Items from an interface collection:
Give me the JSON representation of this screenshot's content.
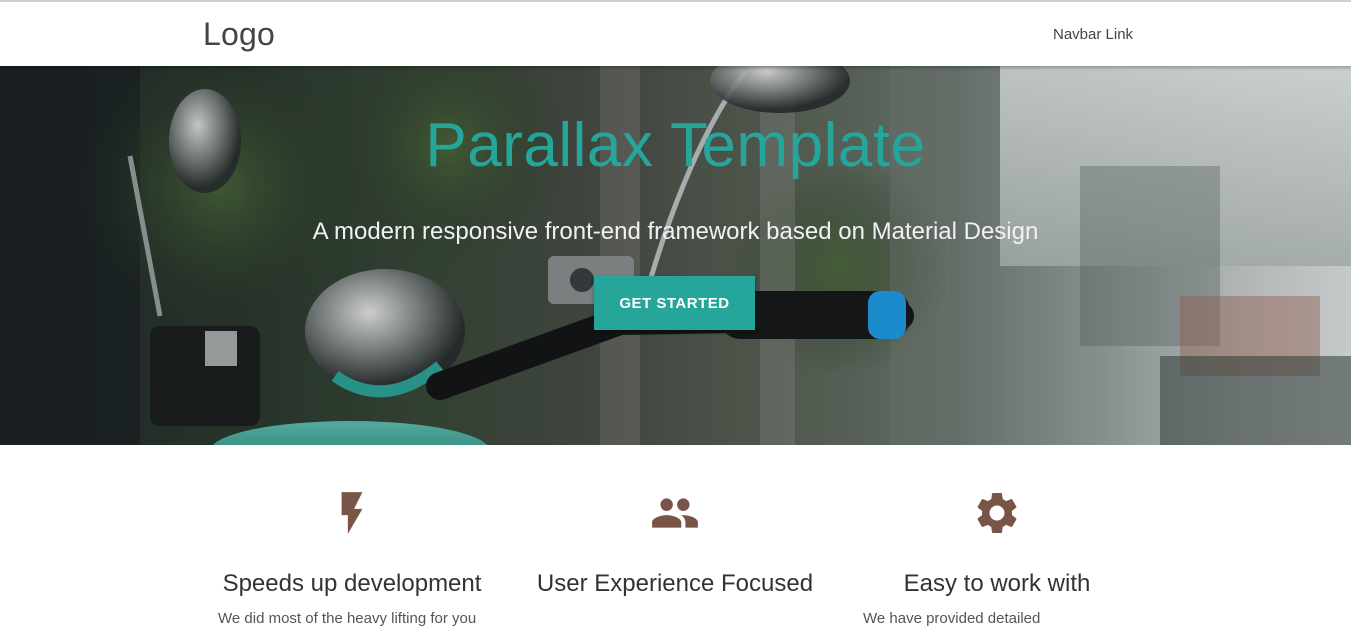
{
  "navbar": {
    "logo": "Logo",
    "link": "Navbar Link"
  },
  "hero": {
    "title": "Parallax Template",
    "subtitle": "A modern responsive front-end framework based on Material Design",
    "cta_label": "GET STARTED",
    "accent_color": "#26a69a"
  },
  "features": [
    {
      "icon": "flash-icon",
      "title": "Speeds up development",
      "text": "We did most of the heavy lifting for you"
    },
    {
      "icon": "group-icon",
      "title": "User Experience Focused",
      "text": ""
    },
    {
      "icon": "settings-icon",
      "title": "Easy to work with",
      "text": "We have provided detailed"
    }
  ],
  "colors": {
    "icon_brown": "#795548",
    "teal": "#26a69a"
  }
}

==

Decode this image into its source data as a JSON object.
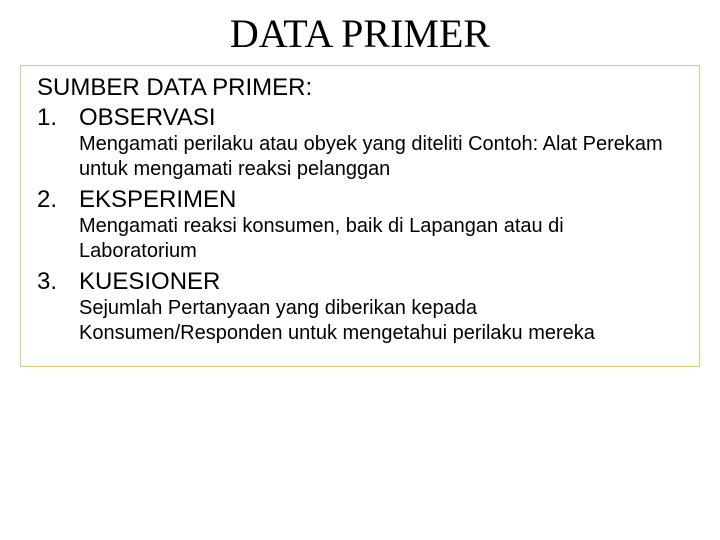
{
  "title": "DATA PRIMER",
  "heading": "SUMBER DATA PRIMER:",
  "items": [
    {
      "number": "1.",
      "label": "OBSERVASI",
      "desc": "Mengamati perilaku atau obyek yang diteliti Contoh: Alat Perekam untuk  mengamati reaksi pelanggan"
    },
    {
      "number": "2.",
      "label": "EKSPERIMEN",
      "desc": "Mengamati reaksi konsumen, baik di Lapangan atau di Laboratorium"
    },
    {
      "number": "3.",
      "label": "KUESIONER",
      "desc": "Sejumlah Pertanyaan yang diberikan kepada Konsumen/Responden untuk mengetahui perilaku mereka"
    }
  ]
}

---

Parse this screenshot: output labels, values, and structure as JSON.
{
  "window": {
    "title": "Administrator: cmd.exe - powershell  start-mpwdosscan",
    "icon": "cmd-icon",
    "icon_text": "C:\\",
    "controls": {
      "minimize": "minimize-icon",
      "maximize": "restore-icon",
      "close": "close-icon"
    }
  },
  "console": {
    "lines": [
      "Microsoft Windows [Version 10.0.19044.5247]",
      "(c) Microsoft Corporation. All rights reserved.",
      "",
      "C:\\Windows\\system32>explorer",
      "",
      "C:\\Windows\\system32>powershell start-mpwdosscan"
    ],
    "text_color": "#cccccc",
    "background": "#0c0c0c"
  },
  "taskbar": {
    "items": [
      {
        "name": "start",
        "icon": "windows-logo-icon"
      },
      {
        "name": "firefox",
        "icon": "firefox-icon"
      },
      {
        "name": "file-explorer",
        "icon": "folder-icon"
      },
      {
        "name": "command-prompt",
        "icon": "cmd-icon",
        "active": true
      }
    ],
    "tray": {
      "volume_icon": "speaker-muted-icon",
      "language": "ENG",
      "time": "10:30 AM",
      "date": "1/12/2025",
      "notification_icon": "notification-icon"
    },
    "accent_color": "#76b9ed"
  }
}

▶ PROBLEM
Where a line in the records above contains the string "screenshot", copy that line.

▶ ANSWER BOX
Give me the JSON representation of this screenshot's content.
Parse this screenshot: output labels, values, and structure as JSON.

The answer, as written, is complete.